A quick case from Overcriminalized.com:
On April 3, 2002, Kay Leibrand surrendered to the police. She was fingerprinted. They took her mug shots. The 61-year old grandmother and software engineer was told that she had broken the law. She might go to jail or perhaps she would get off with just a fine. On May 30, 2002, she was arraigned. Her crime was allowing street-side xylosma bushes to grow more than two feet high.
Leibrand, who eventually cut her hedge to stumps and was threatened with major fines and jail time, is the victim of overcriminalization. As described in the full case study, "Palo Alto successfully attacked one of its own citizens with a criminal statute about plant size."
Read the full case study here. Very little legal jargon, we promise!
Kay Leibrand's case is emblematic of over-criminalization, which is when formerly civil matters are brought into the criminal realm in ways that break the bounds of the traditional limits of criminality.
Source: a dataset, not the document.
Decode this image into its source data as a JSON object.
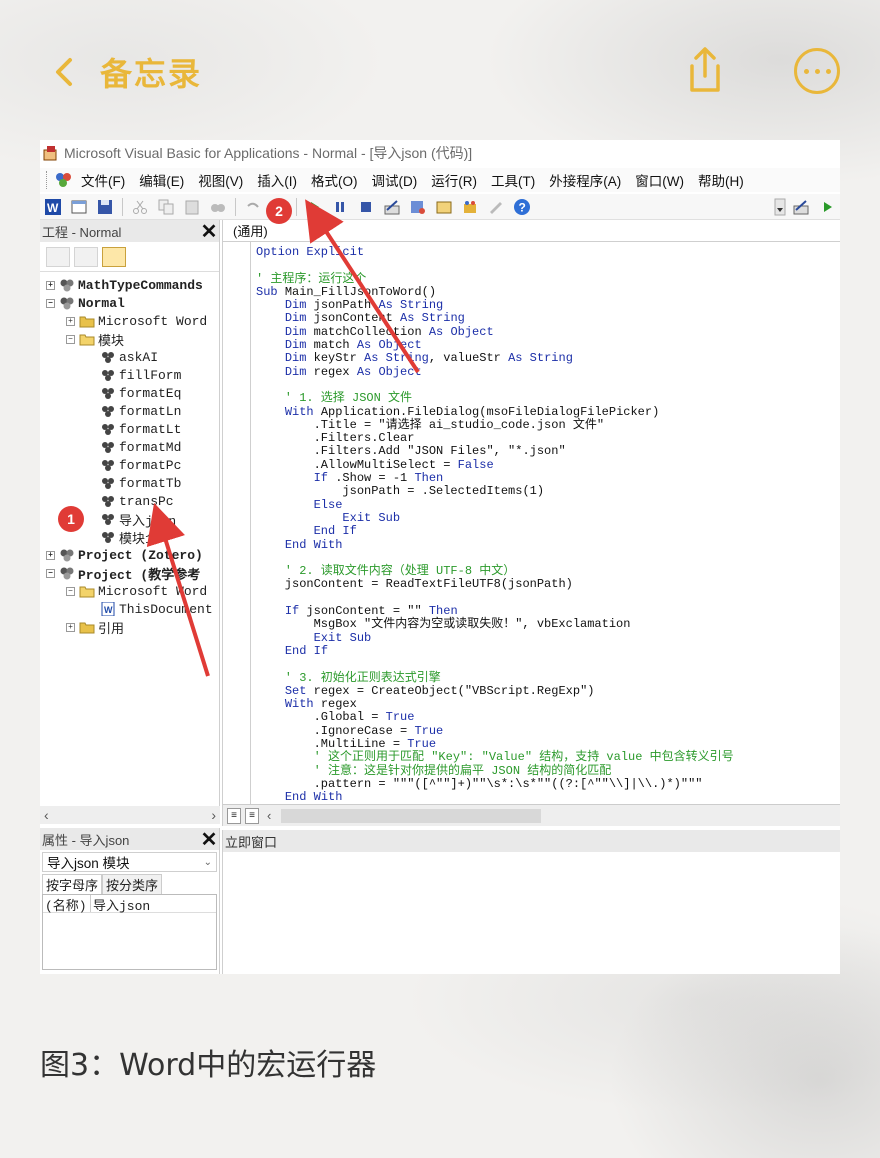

While criminal acts once required both a bad intent and a harmful act, today many Americans are charged as criminals though they've done nothing that fits the common-sense, traditional view of criminality.
Overcriminalization creates a huge burden on the criminal justice system, the limited resources of which could be better used to fight crime as it is traditionally understood. Overcriminalization leads to legal confusion, selective enforcement, and unfair prosecutions. It dangles massive and disproportionate penalties over the heads of citizens who are honest and otherwise law-abiding.
Zero-tolerance laws in schools, the prosecution of honest and successful businessmen and women, and criminal cases against doctors who may have made billing errors are all examples of the burden that overcriminaliation puts on those whose behavior is not criminal, as the term is commonly understood.
For more case studies, court cases, and commentary, visit Heritage's Overcriminalized.com.